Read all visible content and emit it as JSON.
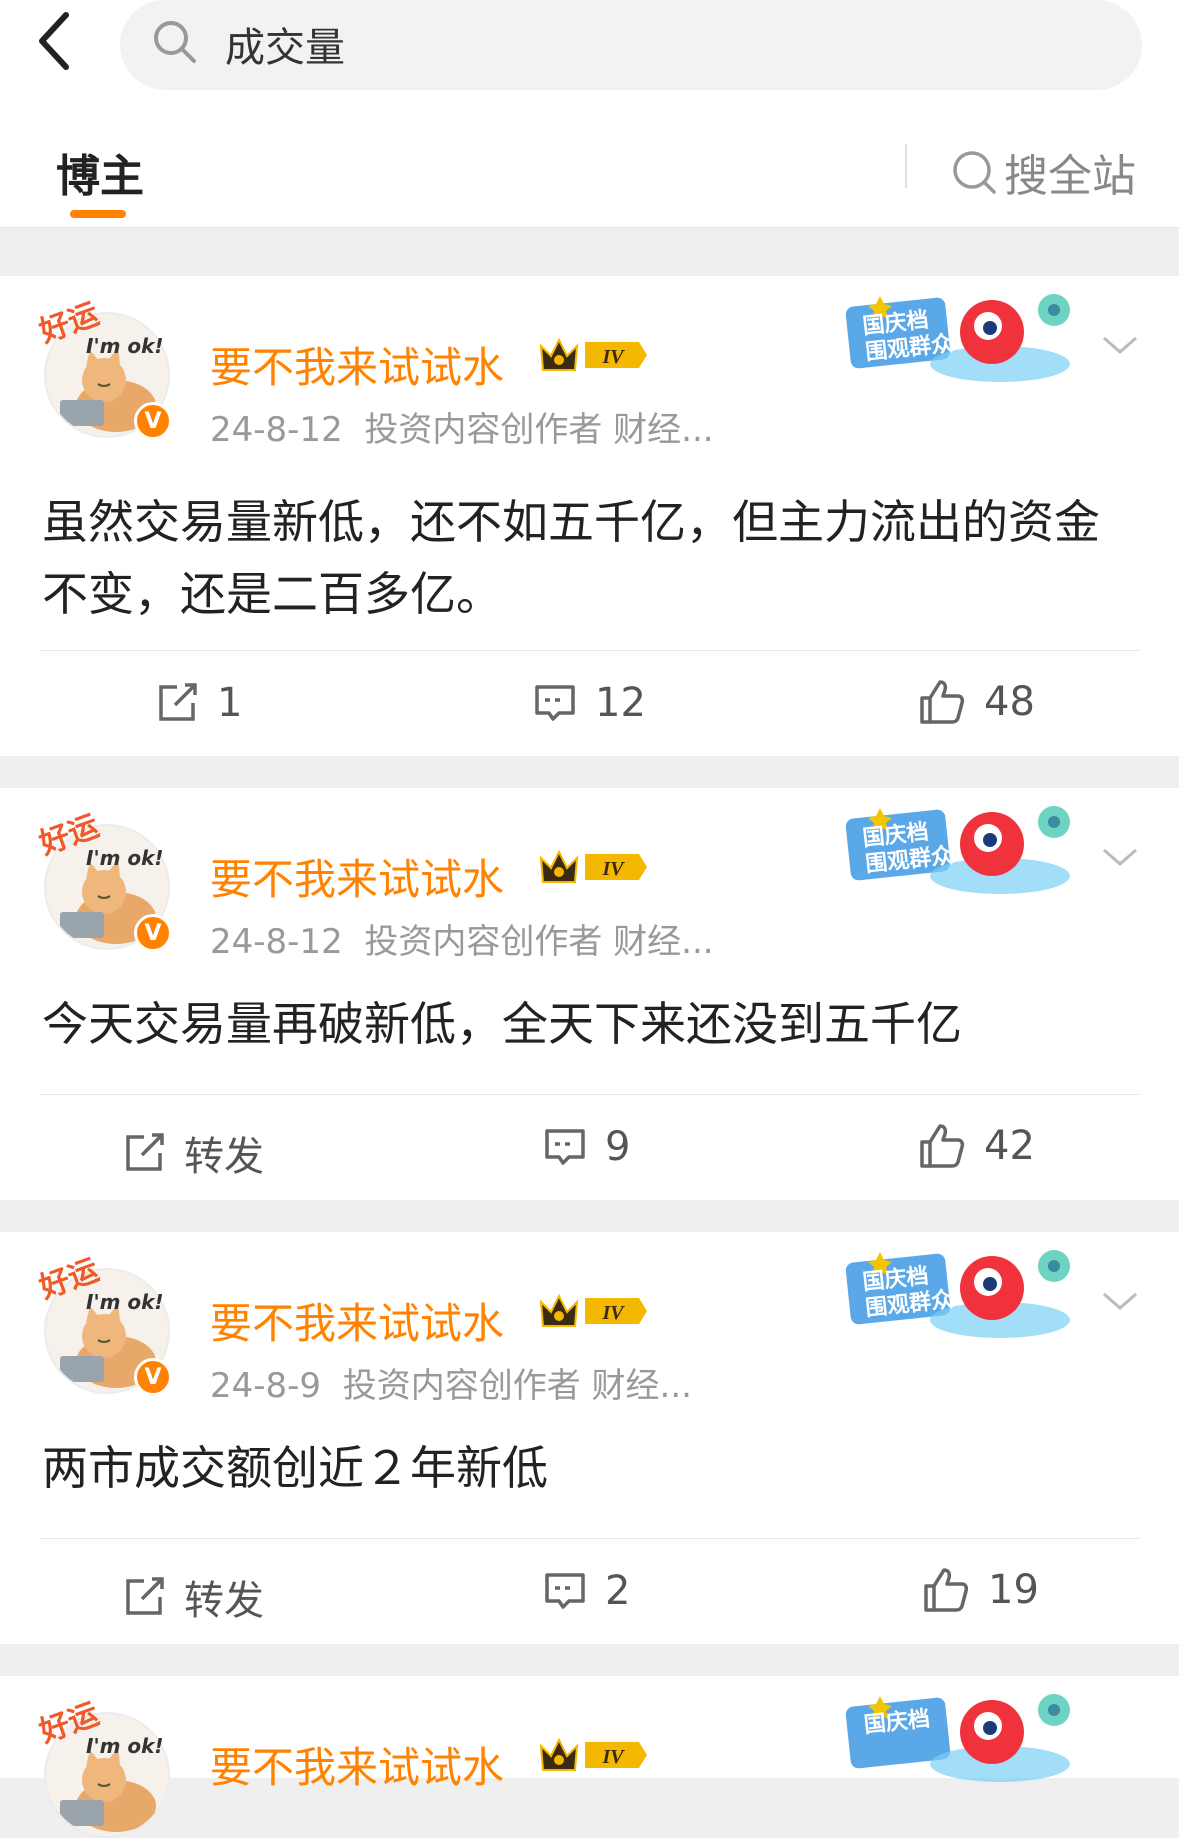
{
  "search": {
    "query": "成交量"
  },
  "tabs": {
    "active": "博主",
    "site_search": "搜全站"
  },
  "colors": {
    "accent": "#ff8200",
    "username": "#ff8200",
    "meta": "#999999"
  },
  "posts": [
    {
      "username": "要不我来试试水",
      "vip_level": "IV",
      "date": "24-8-12",
      "meta": "投资内容创作者  财经...",
      "avatar_text": "好运",
      "avatar_caption": "I'm ok!",
      "verified": "V",
      "promo_line1": "国庆档",
      "promo_line2": "围观群众",
      "text": "虽然交易量新低，还不如五千亿，但主力流出的资金不变，还是二百多亿。",
      "repost": "1",
      "comments": "12",
      "likes": "48"
    },
    {
      "username": "要不我来试试水",
      "vip_level": "IV",
      "date": "24-8-12",
      "meta": "投资内容创作者  财经...",
      "avatar_text": "好运",
      "avatar_caption": "I'm ok!",
      "verified": "V",
      "promo_line1": "国庆档",
      "promo_line2": "围观群众",
      "text": "今天交易量再破新低，全天下来还没到五千亿",
      "repost": "转发",
      "comments": "9",
      "likes": "42"
    },
    {
      "username": "要不我来试试水",
      "vip_level": "IV",
      "date": "24-8-9",
      "meta": "投资内容创作者  财经...",
      "avatar_text": "好运",
      "avatar_caption": "I'm ok!",
      "verified": "V",
      "promo_line1": "国庆档",
      "promo_line2": "围观群众",
      "text": "两市成交额创近２年新低",
      "repost": "转发",
      "comments": "2",
      "likes": "19"
    },
    {
      "username": "要不我来试试水",
      "vip_level": "IV",
      "avatar_text": "好运",
      "avatar_caption": "I'm ok!",
      "promo_line1": "国庆档"
    }
  ]
}
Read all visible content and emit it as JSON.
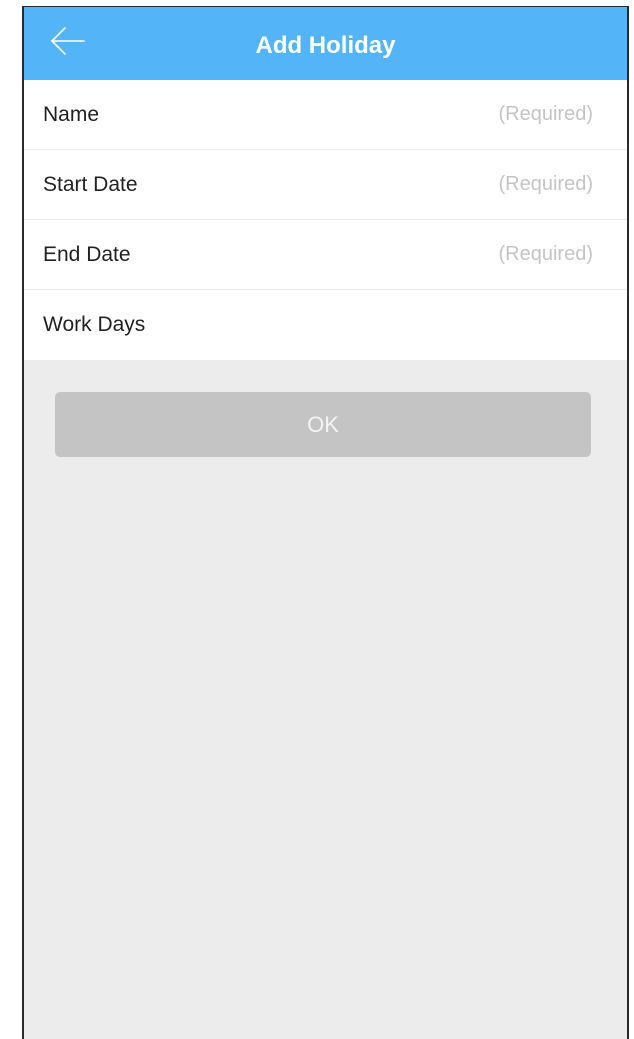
{
  "header": {
    "title": "Add Holiday",
    "back_icon": "arrow-left-icon"
  },
  "form": {
    "rows": [
      {
        "label": "Name",
        "value": "(Required)"
      },
      {
        "label": "Start Date",
        "value": "(Required)"
      },
      {
        "label": "End Date",
        "value": "(Required)"
      },
      {
        "label": "Work Days",
        "value": ""
      }
    ]
  },
  "actions": {
    "ok_label": "OK",
    "ok_enabled": false
  },
  "colors": {
    "navbar": "#53b4f7",
    "background": "#ececec",
    "button_disabled": "#c4c4c4",
    "placeholder_text": "#c4c4c4"
  }
}
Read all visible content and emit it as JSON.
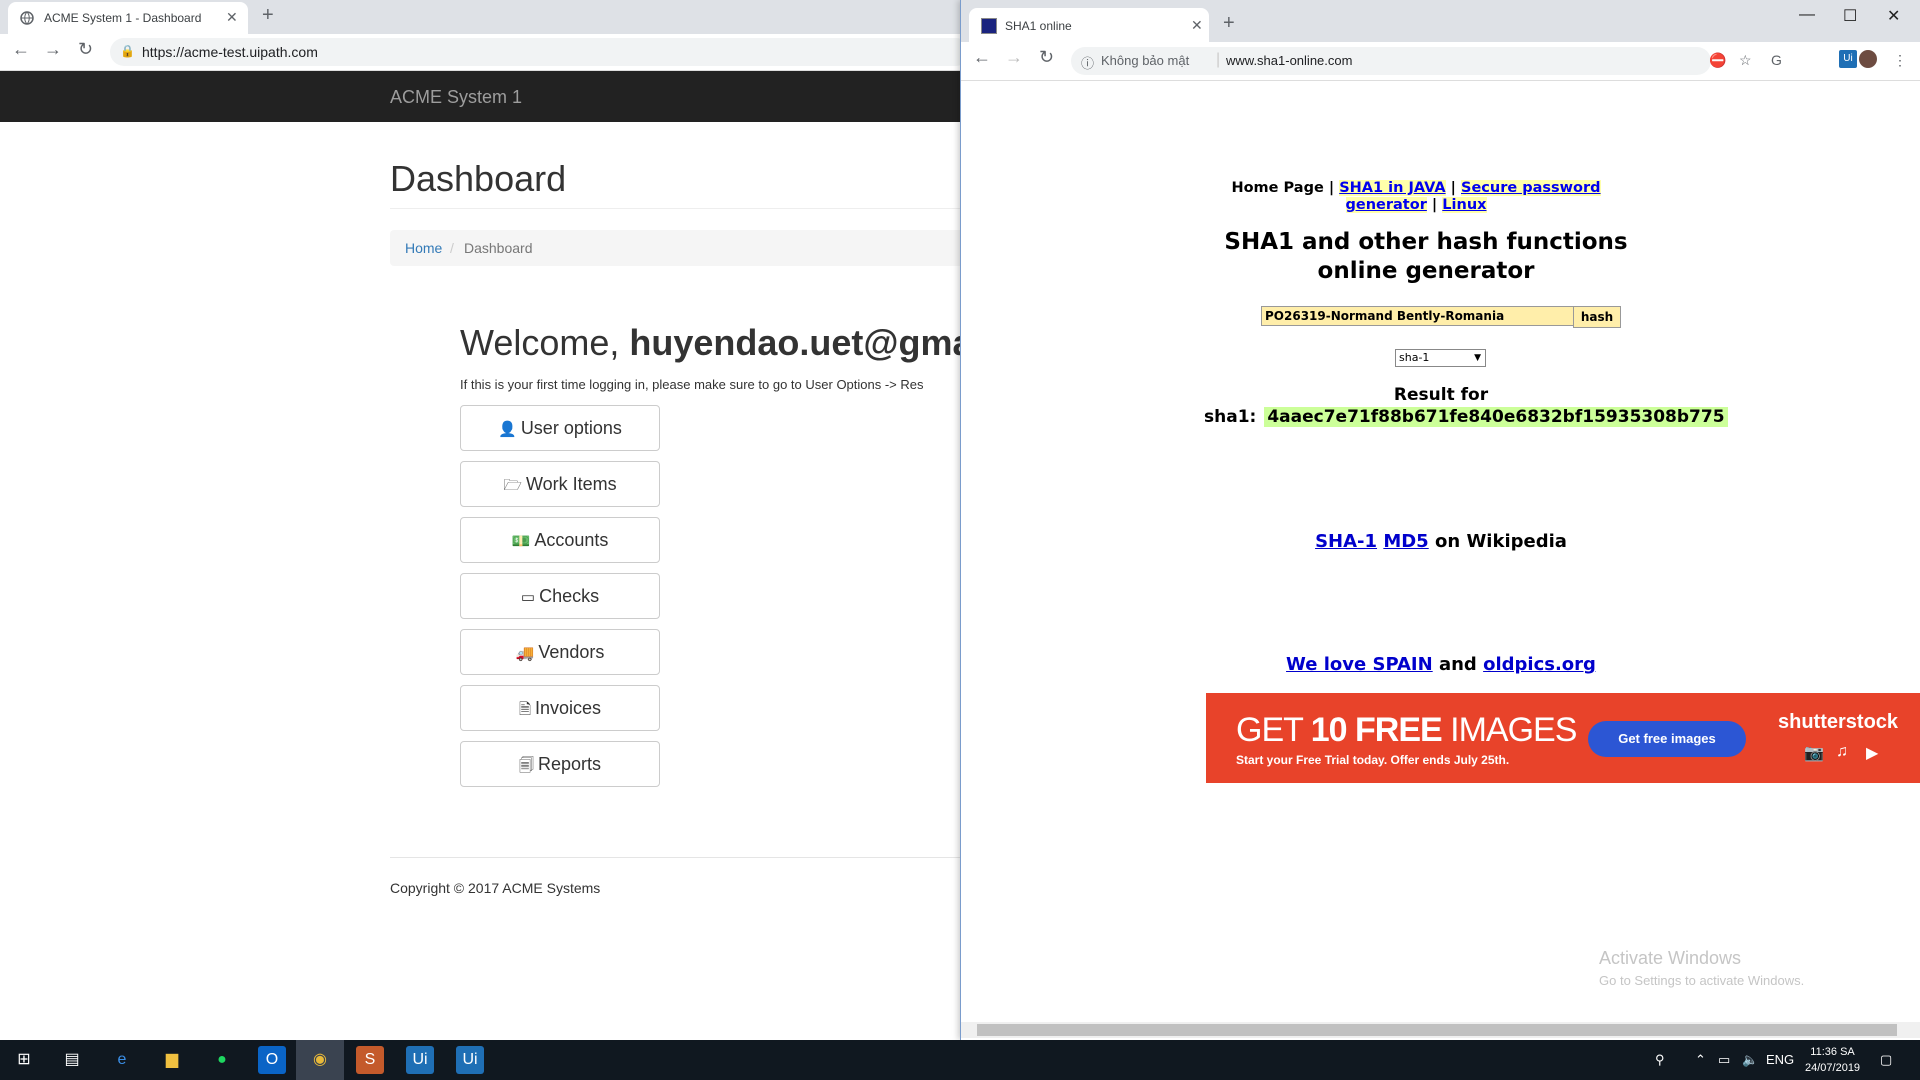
{
  "left_browser": {
    "tab_title": "ACME System 1 - Dashboard",
    "url": "https://acme-test.uipath.com"
  },
  "acme": {
    "brand": "ACME System 1",
    "page_title": "Dashboard",
    "breadcrumb": {
      "home": "Home",
      "sep": "/",
      "current": "Dashboard"
    },
    "welcome_prefix": "Welcome,",
    "welcome_user": "huyendao.uet@gma",
    "first_login_note": "If this is your first time logging in, please make sure to go to User Options -> Res",
    "buttons": [
      {
        "icon": "user-icon",
        "glyph": "👤",
        "label": "User options"
      },
      {
        "icon": "folder-icon",
        "glyph": "🗁",
        "label": "Work Items"
      },
      {
        "icon": "money-icon",
        "glyph": "💵",
        "label": "Accounts"
      },
      {
        "icon": "credit-card-icon",
        "glyph": "▭",
        "label": "Checks"
      },
      {
        "icon": "truck-icon",
        "glyph": "🚚",
        "label": "Vendors"
      },
      {
        "icon": "document-icon",
        "glyph": "🗎",
        "label": "Invoices"
      },
      {
        "icon": "reports-icon",
        "glyph": "🗐",
        "label": "Reports"
      }
    ],
    "copyright": "Copyright © 2017 ACME Systems"
  },
  "right_browser": {
    "tab_title": "SHA1 online",
    "security_label": "Không bảo mật",
    "url": "www.sha1-online.com"
  },
  "sha1": {
    "nav": {
      "home": "Home Page",
      "sep": "|",
      "java": "SHA1 in JAVA",
      "secure1": "Secure password",
      "secure2": "generator",
      "linux": "Linux"
    },
    "heading_line1": "SHA1 and other hash functions",
    "heading_line2": "online generator",
    "input_value": "PO26319-Normand Bently-Romania",
    "hash_button": "hash",
    "algorithm": "sha-1",
    "result_label": "Result for",
    "result_prefix": "sha1:",
    "result_hash": "4aaec7e71f88b671fe840e6832bf15935308b775",
    "wiki": {
      "sha1": "SHA-1",
      "md5": "MD5",
      "suffix": "on Wikipedia"
    },
    "links2": {
      "spain": "We love SPAIN",
      "and": "and",
      "oldpics": "oldpics.org"
    },
    "ad": {
      "headline_pre": "GET",
      "headline_bold": "10 FREE",
      "headline_post": "IMAGES",
      "subline": "Start your Free Trial today. Offer ends July 25th.",
      "cta": "Get free images",
      "brand": "shutterstock"
    },
    "activate_title": "Activate Windows",
    "activate_sub": "Go to Settings to activate Windows."
  },
  "taskbar": {
    "lang": "ENG",
    "time": "11:36 SA",
    "date": "24/07/2019",
    "uipath_label": "Ui"
  },
  "colors": {
    "acme_nav_bg": "#222222",
    "link": "#337ab7",
    "hash_highlight": "#ccff99",
    "ad_bg": "#e8432a",
    "ad_cta": "#2c56d4",
    "taskbar_bg": "#101820"
  }
}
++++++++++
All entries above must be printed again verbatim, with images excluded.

Read all visible content and emit it as JSON.
{
  "search": {
    "query": "成交量"
  },
  "tabs": {
    "active": "博主",
    "site_search": "搜全站"
  },
  "colors": {
    "accent": "#ff8200",
    "username": "#ff8200",
    "meta": "#999999"
  },
  "posts": [
    {
      "username": "要不我来试试水",
      "vip_level": "IV",
      "date": "24-8-12",
      "meta": "投资内容创作者  财经...",
      "avatar_text": "好运",
      "avatar_caption": "I'm ok!",
      "verified": "V",
      "promo_line1": "国庆档",
      "promo_line2": "围观群众",
      "text": "虽然交易量新低，还不如五千亿，但主力流出的资金不变，还是二百多亿。",
      "repost": "1",
      "comments": "12",
      "likes": "48"
    },
    {
      "username": "要不我来试试水",
      "vip_level": "IV",
      "date": "24-8-12",
      "meta": "投资内容创作者  财经...",
      "avatar_text": "好运",
      "avatar_caption": "I'm ok!",
      "verified": "V",
      "promo_line1": "国庆档",
      "promo_line2": "围观群众",
      "text": "今天交易量再破新低，全天下来还没到五千亿",
      "repost": "转发",
      "comments": "9",
      "likes": "42"
    },
    {
      "username": "要不我来试试水",
      "vip_level": "IV",
      "date": "24-8-9",
      "meta": "投资内容创作者  财经...",
      "avatar_text": "好运",
      "avatar_caption": "I'm ok!",
      "verified": "V",
      "promo_line1": "国庆档",
      "promo_line2": "围观群众",
      "text": "两市成交额创近２年新低",
      "repost": "转发",
      "comments": "2",
      "likes": "19"
    },
    {
      "username": "要不我来试试水",
      "vip_level": "IV",
      "avatar_text": "好运",
      "avatar_caption": "I'm ok!",
      "promo_line1": "国庆档"
    }
  ]
}
Read all visible content and emit it as JSON.
{
  "header": {
    "title": "Add Holiday",
    "back_icon": "arrow-left-icon"
  },
  "form": {
    "rows": [
      {
        "label": "Name",
        "value": "(Required)"
      },
      {
        "label": "Start Date",
        "value": "(Required)"
      },
      {
        "label": "End Date",
        "value": "(Required)"
      },
      {
        "label": "Work Days",
        "value": ""
      }
    ]
  },
  "actions": {
    "ok_label": "OK",
    "ok_enabled": false
  },
  "colors": {
    "navbar": "#53b4f7",
    "background": "#ececec",
    "button_disabled": "#c4c4c4",
    "placeholder_text": "#c4c4c4"
  }
}
Read all visible content and emit it as JSON.
{
  "left_browser": {
    "tab_title": "ACME System 1 - Dashboard",
    "url": "https://acme-test.uipath.com"
  },
  "acme": {
    "brand": "ACME System 1",
    "page_title": "Dashboard",
    "breadcrumb": {
      "home": "Home",
      "sep": "/",
      "current": "Dashboard"
    },
    "welcome_prefix": "Welcome,",
    "welcome_user": "huyendao.uet@gma",
    "first_login_note": "If this is your first time logging in, please make sure to go to User Options -> Res",
    "buttons": [
      {
        "icon": "user-icon",
        "glyph": "👤",
        "label": "User options"
      },
      {
        "icon": "folder-icon",
        "glyph": "🗁",
        "label": "Work Items"
      },
      {
        "icon": "money-icon",
        "glyph": "💵",
        "label": "Accounts"
      },
      {
        "icon": "credit-card-icon",
        "glyph": "▭",
        "label": "Checks"
      },
      {
        "icon": "truck-icon",
        "glyph": "🚚",
        "label": "Vendors"
      },
      {
        "icon": "document-icon",
        "glyph": "🗎",
        "label": "Invoices"
      },
      {
        "icon": "reports-icon",
        "glyph": "🗐",
        "label": "Reports"
      }
    ],
    "copyright": "Copyright © 2017 ACME Systems"
  },
  "right_browser": {
    "tab_title": "SHA1 online",
    "security_label": "Không bảo mật",
    "url": "www.sha1-online.com"
  },
  "sha1": {
    "nav": {
      "home": "Home Page",
      "sep": "|",
      "java": "SHA1 in JAVA",
      "secure1": "Secure password",
      "secure2": "generator",
      "linux": "Linux"
    },
    "heading_line1": "SHA1 and other hash functions",
    "heading_line2": "online generator",
    "input_value": "PO26319-Normand Bently-Romania",
    "hash_button": "hash",
    "algorithm": "sha-1",
    "result_label": "Result for",
    "result_prefix": "sha1:",
    "result_hash": "4aaec7e71f88b671fe840e6832bf15935308b775",
    "wiki": {
      "sha1": "SHA-1",
      "md5": "MD5",
      "suffix": "on Wikipedia"
    },
    "links2": {
      "spain": "We love SPAIN",
      "and": "and",
      "oldpics": "oldpics.org"
    },
    "ad": {
      "headline_pre": "GET",
      "headline_bold": "10 FREE",
      "headline_post": "IMAGES",
      "subline": "Start your Free Trial today. Offer ends July 25th.",
      "cta": "Get free images",
      "brand": "shutterstock"
    },
    "activate_title": "Activate Windows",
    "activate_sub": "Go to Settings to activate Windows."
  },
  "taskbar": {
    "lang": "ENG",
    "time": "11:36 SA",
    "date": "24/07/2019",
    "uipath_label": "Ui"
  },
  "colors": {
    "acme_nav_bg": "#222222",
    "link": "#337ab7",
    "hash_highlight": "#ccff99",
    "ad_bg": "#e8432a",
    "ad_cta": "#2c56d4",
    "taskbar_bg": "#101820"
  }
}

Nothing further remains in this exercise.